▸ **PROMPT**:
Extract the complete listing and repeat it word for word.

○ ○ ○ ○ ○ ○ ○

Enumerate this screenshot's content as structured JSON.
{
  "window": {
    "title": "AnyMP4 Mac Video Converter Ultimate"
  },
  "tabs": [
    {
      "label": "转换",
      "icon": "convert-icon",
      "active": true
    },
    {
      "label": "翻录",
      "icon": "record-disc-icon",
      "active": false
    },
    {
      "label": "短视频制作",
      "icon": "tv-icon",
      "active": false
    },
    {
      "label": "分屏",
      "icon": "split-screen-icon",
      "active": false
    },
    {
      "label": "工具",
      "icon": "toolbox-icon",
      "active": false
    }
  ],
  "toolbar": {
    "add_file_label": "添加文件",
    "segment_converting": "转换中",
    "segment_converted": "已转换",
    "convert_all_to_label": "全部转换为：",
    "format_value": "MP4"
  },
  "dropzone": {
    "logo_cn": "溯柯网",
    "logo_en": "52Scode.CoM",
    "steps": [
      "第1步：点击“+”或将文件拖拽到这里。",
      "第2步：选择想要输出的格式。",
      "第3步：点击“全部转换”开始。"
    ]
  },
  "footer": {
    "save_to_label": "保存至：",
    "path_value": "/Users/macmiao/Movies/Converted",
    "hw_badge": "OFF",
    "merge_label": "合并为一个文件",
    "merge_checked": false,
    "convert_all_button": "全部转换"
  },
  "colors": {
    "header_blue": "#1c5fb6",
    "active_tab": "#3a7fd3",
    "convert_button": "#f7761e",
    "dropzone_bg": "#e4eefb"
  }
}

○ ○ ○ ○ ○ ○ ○

▸ **RESULT OF THIS EXERCISE**:
Enumerate this screenshot's content as structured JSON.
{
  "window": {
    "title": "AnyMP4 Mac Video Converter Ultimate"
  },
  "tabs": [
    {
      "label": "转换",
      "icon": "convert-icon",
      "active": true
    },
    {
      "label": "翻录",
      "icon": "record-disc-icon",
      "active": false
    },
    {
      "label": "短视频制作",
      "icon": "tv-icon",
      "active": false
    },
    {
      "label": "分屏",
      "icon": "split-screen-icon",
      "active": false
    },
    {
      "label": "工具",
      "icon": "toolbox-icon",
      "active": false
    }
  ],
  "toolbar": {
    "add_file_label": "添加文件",
    "segment_converting": "转换中",
    "segment_converted": "已转换",
    "convert_all_to_label": "全部转换为：",
    "format_value": "MP4"
  },
  "dropzone": {
    "logo_cn": "溯柯网",
    "logo_en": "52Scode.CoM",
    "steps": [
      "第1步：点击“+”或将文件拖拽到这里。",
      "第2步：选择想要输出的格式。",
      "第3步：点击“全部转换”开始。"
    ]
  },
  "footer": {
    "save_to_label": "保存至：",
    "path_value": "/Users/macmiao/Movies/Converted",
    "hw_badge": "OFF",
    "merge_label": "合并为一个文件",
    "merge_checked": false,
    "convert_all_button": "全部转换"
  },
  "colors": {
    "header_blue": "#1c5fb6",
    "active_tab": "#3a7fd3",
    "convert_button": "#f7761e",
    "dropzone_bg": "#e4eefb"
  }
}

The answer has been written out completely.